(This article appeared in the Dalton Daily Citizen.)

On Tuesday, I had the opportunity to visit with Don and Emily Finkell, two local entrepreneurs.

Win-Win-Win. That’s how CEO Don Finkell describes his company. The state wins. The company wins. The prisoner wins.

Inmates in the Turney Correctional facility outside of Nashville, Tenn., have the opportunity to work at a fully-functioning flooring plant inside the gates of the prison. America OEM Wood Floors, Don Finkell’s brainchild, has a huge focus on social entrepreneurship. He started the company four years ago and fired up manufacturing two years later.

Inmates at Turney are good candidates for employment at American OEM because they have a medium security risk. This means that their crimes are not as serious as inmates at other institutions, but their sentences have the longevity needed for job training and craft honing at the work program.

These inmates typically have a seven-year sentence and must have three remaining to be eligible for the program. Additional requirements include perfect behavior and a high school diploma or GED. The employees are paid the same as comparable jobs in the area, which is a good bit higher than minimum wage.

Wages earned are sent back to the state for restitution, used to pay for room and board, and invested in the lives of their children back home through child support payments. Furthermore, 10 percent of earnings is put into savings for the eventual transition of the worker back to society.

Inmates also benefit from vocational rehabilitation and a sense of pride and purpose.

Finkell noted that because inmates can elect to send additional funds back home to their families and children, bonds are built that assist in individuals’ success once released.

Finkell indicated, “In Tennessee the recidivism rate is 50 percent after three years. In most states, the rate is closer to 70 percent. For people in this program, it’s less than 10 percent.”

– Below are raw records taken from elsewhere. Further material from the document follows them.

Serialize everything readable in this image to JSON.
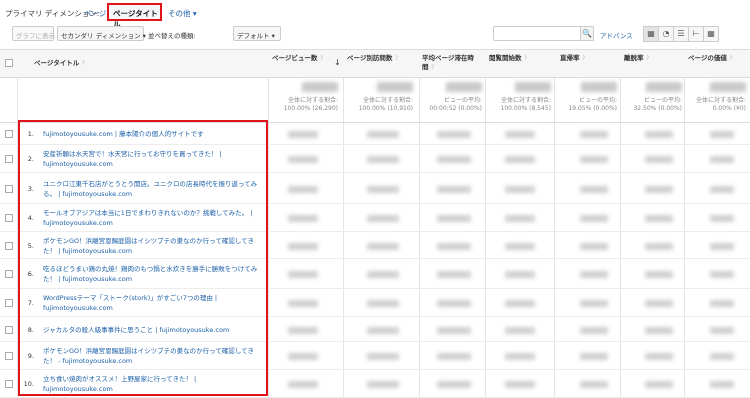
{
  "dimensions": {
    "label": "プライマリ ディメンション:",
    "page": "ページ",
    "page_title": "ページタイトル",
    "other": "その他 ▾"
  },
  "toolbar": {
    "plot_rows": "グラフに表示",
    "secondary_dimension": "セカンダリ ディメンション ▾",
    "sort_type": "並べ替えの種類:",
    "sort_default": "デフォルト ▾",
    "search_placeholder": "",
    "advanced": "アドバンス"
  },
  "table": {
    "headers": {
      "page_title": "ページタイトル",
      "pageviews": "ページビュー数",
      "unique_pageviews": "ページ別訪問数",
      "avg_time": "平均ページ滞在時間",
      "entrances": "閲覧開始数",
      "bounce_rate": "直帰率",
      "exit_rate": "離脱率",
      "page_value": "ページの価値"
    },
    "totals": [
      {
        "l1": "全体に対する割合:",
        "l2": "100.00% (26,290)"
      },
      {
        "l1": "全体に対する割合:",
        "l2": "100.00% (10,910)"
      },
      {
        "l1": "ビューの平均:",
        "l2": "00:00:52 (0.00%)"
      },
      {
        "l1": "全体に対する割合:",
        "l2": "100.00% (8,545)"
      },
      {
        "l1": "ビューの平均:",
        "l2": "19.05% (0.00%)"
      },
      {
        "l1": "ビューの平均:",
        "l2": "32.50% (0.00%)"
      },
      {
        "l1": "全体に対する割合:",
        "l2": "0.00% (¥0)"
      }
    ],
    "rows": [
      {
        "idx": "1.",
        "title": "fujimotoyousuke.com | 藤本陽介の個人的サイトです"
      },
      {
        "idx": "2.",
        "title": "安産祈願は水天宮で！水天宮に行ってお守りを買ってきた！ | fujimotoyousuke.com"
      },
      {
        "idx": "3.",
        "title": "ユニクロ江東千石店がとうとう開店。ユニクロの店長時代を振り返ってみる。 | fujimotoyousuke.com"
      },
      {
        "idx": "4.",
        "title": "モールオブアジアは本当に1日でまわりきれないのか？挑戦してみた。 | fujimotoyousuke.com"
      },
      {
        "idx": "5.",
        "title": "ポケモンGO！浜離宮恩賜庭園はイシツブテの巣なのか行って確認してきた！ | fujimotoyousuke.com"
      },
      {
        "idx": "6.",
        "title": "吃るほどうまい鶏の丸焼！鶏肉のもつ鍋と水炊きを勝手に勝敗をつけてみた！ | fujimotoyousuke.com"
      },
      {
        "idx": "7.",
        "title": "WordPressテーマ「ストーク(stork)」がすごい7つの理由 | fujimotoyousuke.com"
      },
      {
        "idx": "8.",
        "title": "ジャカルタの殺人級事事件に思うこと | fujimotoyousuke.com"
      },
      {
        "idx": "9.",
        "title": "ポケモンGO！浜離宮恩賜庭園はイシツブテの巣なのか行って確認してきた！ - fujimotoyousuke.com"
      },
      {
        "idx": "10.",
        "title": "立ち食い焼肉がオススメ！上野屋家に行ってきた！ | fujimotoyousuke.com"
      }
    ]
  }
}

Jobs at OEM in the Turney facility include general labor, loader, packer, quality control, machine operator, electrician, machinist, color matcher, clerk, bookkeeper and R&D. These jobs translate on the outside to nearly any manufacturer.

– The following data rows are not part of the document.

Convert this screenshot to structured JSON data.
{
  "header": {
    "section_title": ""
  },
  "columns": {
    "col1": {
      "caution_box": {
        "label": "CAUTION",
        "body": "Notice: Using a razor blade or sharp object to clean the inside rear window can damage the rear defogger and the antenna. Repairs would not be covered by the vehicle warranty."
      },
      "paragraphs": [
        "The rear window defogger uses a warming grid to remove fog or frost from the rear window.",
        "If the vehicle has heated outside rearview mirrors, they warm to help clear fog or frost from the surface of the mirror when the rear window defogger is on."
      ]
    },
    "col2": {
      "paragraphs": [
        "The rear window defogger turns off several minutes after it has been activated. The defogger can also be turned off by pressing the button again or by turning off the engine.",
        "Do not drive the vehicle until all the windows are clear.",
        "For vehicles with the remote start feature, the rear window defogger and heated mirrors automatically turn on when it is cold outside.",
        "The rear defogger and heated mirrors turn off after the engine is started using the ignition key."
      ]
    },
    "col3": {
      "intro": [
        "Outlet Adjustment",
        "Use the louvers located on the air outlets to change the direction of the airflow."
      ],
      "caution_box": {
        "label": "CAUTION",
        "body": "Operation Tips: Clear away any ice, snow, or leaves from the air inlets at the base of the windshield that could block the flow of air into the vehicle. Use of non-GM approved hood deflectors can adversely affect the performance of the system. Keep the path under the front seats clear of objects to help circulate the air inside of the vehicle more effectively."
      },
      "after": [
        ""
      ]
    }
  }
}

“Factories behind fences”-type of programs are not new. Created by Congress in 1979, the Prison Industry Enhancement Program encourages state and local correctional agencies to partner with private companies and give inmates real work opportunities at prevailing wages.

Finkell is not new to prison work programs either. Twenty years ago, when Finkell was at Anderson Flooring in South Carolina, he launched a prison work program that grew from 14 inmates employed to 1,000 — all focused on hand-scraped flooring. After having retired from Anderson Floors, which was sold to Shaw Industries in 2007, he took over running Shaw Hardwood.

Emily shared that the “hand-touched details of the product make it beautiful.” The products are competitively priced, which is in part due to the decreased transportation costs due to the factory’s location. OEM’s hardwood flooring is “American-made and is 7-ply, 5/8 of an inch; thicker than other products in the industry.”

Currently, OEM has around 200 inmate employees and 20 civilians at a design center, warehouse and office about 30 miles from the prison.

I would a fourth and fifth win: society at large and for the inmates’ families. What better gift can be given than the rehabilitation of a loved one to be a self-sustaining and a productive citizen? I asked Don about the impact of the program. He said that OEM has “done way more good than I ever thought. What they are spending their time on is important and it counts.”

He was visiting the plant one day and had the opportunity to speak to one of his employees who had just been released. The employee thanked him for the opportunity to work. I could tell from Don’s eyes just how special this personal thank you was to him.

Emily’s business dovetails OEM. She recently launched Emily Morrow Home which offers a curated home products line including flooring, lighting and upholstery.

Don and Emily Finkell live in Rocky Face and are active in many local community activities and charities.

Andrea Dobbins, Executive Director, Floor Covering Industry Foundation

To Donate: Go to FCIF.ORG for more information.

Many thanks to Andrea Dobbins at Floor Covering Industry Foundation for sharing our story as well as all the wonderful efforts of your organization @FCIF.ORG.